Data about app and page elements
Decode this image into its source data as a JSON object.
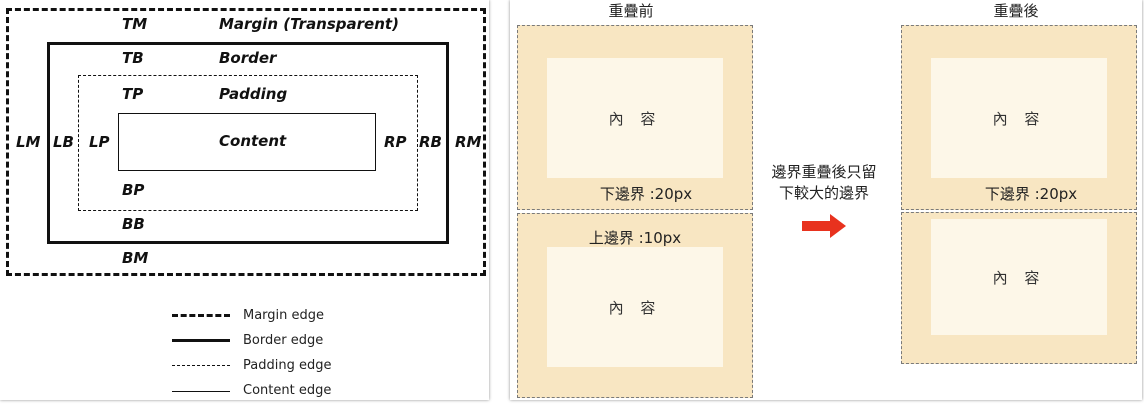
{
  "box_model": {
    "labels": {
      "tm": "TM",
      "tb": "TB",
      "tp": "TP",
      "margin": "Margin (Transparent)",
      "border": "Border",
      "padding": "Padding",
      "content": "Content",
      "lm": "LM",
      "lb": "LB",
      "lp": "LP",
      "rp": "RP",
      "rb": "RB",
      "rm": "RM",
      "bp": "BP",
      "bb": "BB",
      "bm": "BM"
    },
    "legend": [
      {
        "style": "thick-dashed",
        "label": "Margin edge"
      },
      {
        "style": "thick-solid",
        "label": "Border edge"
      },
      {
        "style": "thin-dashed",
        "label": "Padding edge"
      },
      {
        "style": "thin-solid",
        "label": "Content edge"
      }
    ]
  },
  "collapse": {
    "before_title": "重疊前",
    "after_title": "重疊後",
    "content_label": "內 容",
    "bottom_margin_label": "下邊界 :20px",
    "top_margin_label": "上邊界 :10px",
    "explanation_line1": "邊界重疊後只留",
    "explanation_line2": "下較大的邊界",
    "arrow_color": "#e8321e",
    "margin_color": "#f8e6c2",
    "content_color": "#fdf7e8"
  }
}
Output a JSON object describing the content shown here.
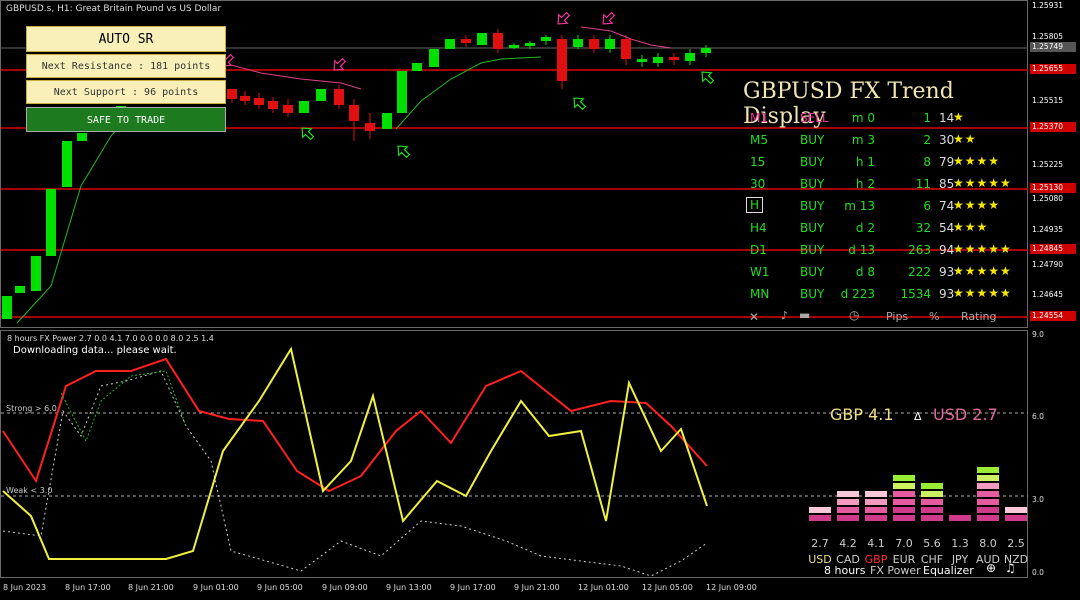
{
  "chart": {
    "symbol": "GBPUSD.s, H1:  Great Britain Pound vs US Dollar",
    "price_labels": [
      "1.25931",
      "1.25805",
      "1.25749",
      "1.25655",
      "1.25515",
      "1.25370",
      "1.25225",
      "1.25130",
      "1.25080",
      "1.24935",
      "1.24845",
      "1.24790",
      "1.24645",
      "1.24554"
    ],
    "highlight_prices": {
      "current": "1.25749",
      "r1": "1.25655",
      "r2": "1.25370",
      "r3": "1.25130",
      "r4": "1.24845",
      "r5": "1.24554"
    }
  },
  "auto_sr": {
    "title": "AUTO  SR",
    "next_resistance": "Next Resistance : 181 points",
    "next_support": "Next Support : 96 points",
    "status": "SAFE TO TRADE"
  },
  "trend_display": {
    "title": "GBPUSD FX Trend Display",
    "rows": [
      {
        "tf": "M1",
        "signal": "SELL",
        "time": "0 m",
        "pips": "1",
        "pct": "14",
        "stars": "★"
      },
      {
        "tf": "M5",
        "signal": "BUY",
        "time": "3 m",
        "pips": "2",
        "pct": "30",
        "stars": "★★"
      },
      {
        "tf": "15",
        "signal": "BUY",
        "time": "1 h",
        "pips": "8",
        "pct": "79",
        "stars": "★★★★"
      },
      {
        "tf": "30",
        "signal": "BUY",
        "time": "2 h",
        "pips": "11",
        "pct": "85",
        "stars": "★★★★★"
      },
      {
        "tf": "H",
        "signal": "BUY",
        "time": "13 m",
        "pips": "6",
        "pct": "74",
        "stars": "★★★★"
      },
      {
        "tf": "H4",
        "signal": "BUY",
        "time": "2 d",
        "pips": "32",
        "pct": "54",
        "stars": "★★★"
      },
      {
        "tf": "D1",
        "signal": "BUY",
        "time": "13 d",
        "pips": "263",
        "pct": "94",
        "stars": "★★★★★"
      },
      {
        "tf": "W1",
        "signal": "BUY",
        "time": "8 d",
        "pips": "222",
        "pct": "93",
        "stars": "★★★★★"
      },
      {
        "tf": "MN",
        "signal": "BUY",
        "time": "223 d",
        "pips": "1534",
        "pct": "93",
        "stars": "★★★★★"
      }
    ],
    "footer": {
      "pips": "Pips",
      "pct": "%",
      "rating": "Rating"
    }
  },
  "power": {
    "header": "8 hours FX Power 2.7 0.0 4.1 7.0 0.0 0.0 8.0 2.5 1.4",
    "status": "Downloading data... please wait.",
    "strong_label": "Strong > 6.0",
    "weak_label": "Weak < 3.0",
    "y_labels": [
      "9.0",
      "6.0",
      "3.0",
      "0.0"
    ],
    "gbp_label": "GBP 4.1",
    "usd_label": "USD 2.7",
    "delta": "Δ",
    "footer_period": "8 hours",
    "footer_name": "FX Power",
    "footer_eq": "Equalizer"
  },
  "equalizer": {
    "currencies": [
      "USD",
      "CAD",
      "GBP",
      "EUR",
      "CHF",
      "JPY",
      "AUD",
      "NZD"
    ],
    "values": [
      "2.7",
      "4.2",
      "4.1",
      "7.0",
      "5.6",
      "1.3",
      "8.0",
      "2.5"
    ],
    "levels": [
      2.7,
      4.2,
      4.1,
      7.0,
      5.6,
      1.3,
      8.0,
      2.5
    ]
  },
  "time_labels": [
    "8 Jun 2023",
    "8 Jun 17:00",
    "8 Jun 21:00",
    "9 Jun 01:00",
    "9 Jun 05:00",
    "9 Jun 09:00",
    "9 Jun 13:00",
    "9 Jun 17:00",
    "9 Jun 21:00",
    "12 Jun 01:00",
    "12 Jun 05:00",
    "12 Jun 09:00"
  ],
  "colors": {
    "bull": "#00e000",
    "bear": "#e01010",
    "resistance": "#e00000",
    "gbp": "#f0e08a",
    "usd": "#e06aa0",
    "eq_green": "#99ee33",
    "eq_pink": "#d03a8a"
  }
}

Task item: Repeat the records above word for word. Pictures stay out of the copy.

Response:
Decode this image into its source data as a JSON object.
{
  "box_model": {
    "labels": {
      "tm": "TM",
      "tb": "TB",
      "tp": "TP",
      "margin": "Margin (Transparent)",
      "border": "Border",
      "padding": "Padding",
      "content": "Content",
      "lm": "LM",
      "lb": "LB",
      "lp": "LP",
      "rp": "RP",
      "rb": "RB",
      "rm": "RM",
      "bp": "BP",
      "bb": "BB",
      "bm": "BM"
    },
    "legend": [
      {
        "style": "thick-dashed",
        "label": "Margin edge"
      },
      {
        "style": "thick-solid",
        "label": "Border edge"
      },
      {
        "style": "thin-dashed",
        "label": "Padding edge"
      },
      {
        "style": "thin-solid",
        "label": "Content edge"
      }
    ]
  },
  "collapse": {
    "before_title": "重疊前",
    "after_title": "重疊後",
    "content_label": "內 容",
    "bottom_margin_label": "下邊界 :20px",
    "top_margin_label": "上邊界 :10px",
    "explanation_line1": "邊界重疊後只留",
    "explanation_line2": "下較大的邊界",
    "arrow_color": "#e8321e",
    "margin_color": "#f8e6c2",
    "content_color": "#fdf7e8"
  }
}
Output a JSON object describing the content shown here.
{
  "chart": {
    "symbol": "GBPUSD.s, H1:  Great Britain Pound vs US Dollar",
    "price_labels": [
      "1.25931",
      "1.25805",
      "1.25749",
      "1.25655",
      "1.25515",
      "1.25370",
      "1.25225",
      "1.25130",
      "1.25080",
      "1.24935",
      "1.24845",
      "1.24790",
      "1.24645",
      "1.24554"
    ],
    "highlight_prices": {
      "current": "1.25749",
      "r1": "1.25655",
      "r2": "1.25370",
      "r3": "1.25130",
      "r4": "1.24845",
      "r5": "1.24554"
    }
  },
  "auto_sr": {
    "title": "AUTO  SR",
    "next_resistance": "Next Resistance : 181 points",
    "next_support": "Next Support : 96 points",
    "status": "SAFE TO TRADE"
  },
  "trend_display": {
    "title": "GBPUSD FX Trend Display",
    "rows": [
      {
        "tf": "M1",
        "signal": "SELL",
        "time": "0 m",
        "pips": "1",
        "pct": "14",
        "stars": "★"
      },
      {
        "tf": "M5",
        "signal": "BUY",
        "time": "3 m",
        "pips": "2",
        "pct": "30",
        "stars": "★★"
      },
      {
        "tf": "15",
        "signal": "BUY",
        "time": "1 h",
        "pips": "8",
        "pct": "79",
        "stars": "★★★★"
      },
      {
        "tf": "30",
        "signal": "BUY",
        "time": "2 h",
        "pips": "11",
        "pct": "85",
        "stars": "★★★★★"
      },
      {
        "tf": "H",
        "signal": "BUY",
        "time": "13 m",
        "pips": "6",
        "pct": "74",
        "stars": "★★★★"
      },
      {
        "tf": "H4",
        "signal": "BUY",
        "time": "2 d",
        "pips": "32",
        "pct": "54",
        "stars": "★★★"
      },
      {
        "tf": "D1",
        "signal": "BUY",
        "time": "13 d",
        "pips": "263",
        "pct": "94",
        "stars": "★★★★★"
      },
      {
        "tf": "W1",
        "signal": "BUY",
        "time": "8 d",
        "pips": "222",
        "pct": "93",
        "stars": "★★★★★"
      },
      {
        "tf": "MN",
        "signal": "BUY",
        "time": "223 d",
        "pips": "1534",
        "pct": "93",
        "stars": "★★★★★"
      }
    ],
    "footer": {
      "pips": "Pips",
      "pct": "%",
      "rating": "Rating"
    }
  },
  "power": {
    "header": "8 hours FX Power 2.7 0.0 4.1 7.0 0.0 0.0 8.0 2.5 1.4",
    "status": "Downloading data... please wait.",
    "strong_label": "Strong > 6.0",
    "weak_label": "Weak < 3.0",
    "y_labels": [
      "9.0",
      "6.0",
      "3.0",
      "0.0"
    ],
    "gbp_label": "GBP 4.1",
    "usd_label": "USD 2.7",
    "delta": "Δ",
    "footer_period": "8 hours",
    "footer_name": "FX Power",
    "footer_eq": "Equalizer"
  },
  "equalizer": {
    "currencies": [
      "USD",
      "CAD",
      "GBP",
      "EUR",
      "CHF",
      "JPY",
      "AUD",
      "NZD"
    ],
    "values": [
      "2.7",
      "4.2",
      "4.1",
      "7.0",
      "5.6",
      "1.3",
      "8.0",
      "2.5"
    ],
    "levels": [
      2.7,
      4.2,
      4.1,
      7.0,
      5.6,
      1.3,
      8.0,
      2.5
    ]
  },
  "time_labels": [
    "8 Jun 2023",
    "8 Jun 17:00",
    "8 Jun 21:00",
    "9 Jun 01:00",
    "9 Jun 05:00",
    "9 Jun 09:00",
    "9 Jun 13:00",
    "9 Jun 17:00",
    "9 Jun 21:00",
    "12 Jun 01:00",
    "12 Jun 05:00",
    "12 Jun 09:00"
  ],
  "colors": {
    "bull": "#00e000",
    "bear": "#e01010",
    "resistance": "#e00000",
    "gbp": "#f0e08a",
    "usd": "#e06aa0",
    "eq_green": "#99ee33",
    "eq_pink": "#d03a8a"
  }
}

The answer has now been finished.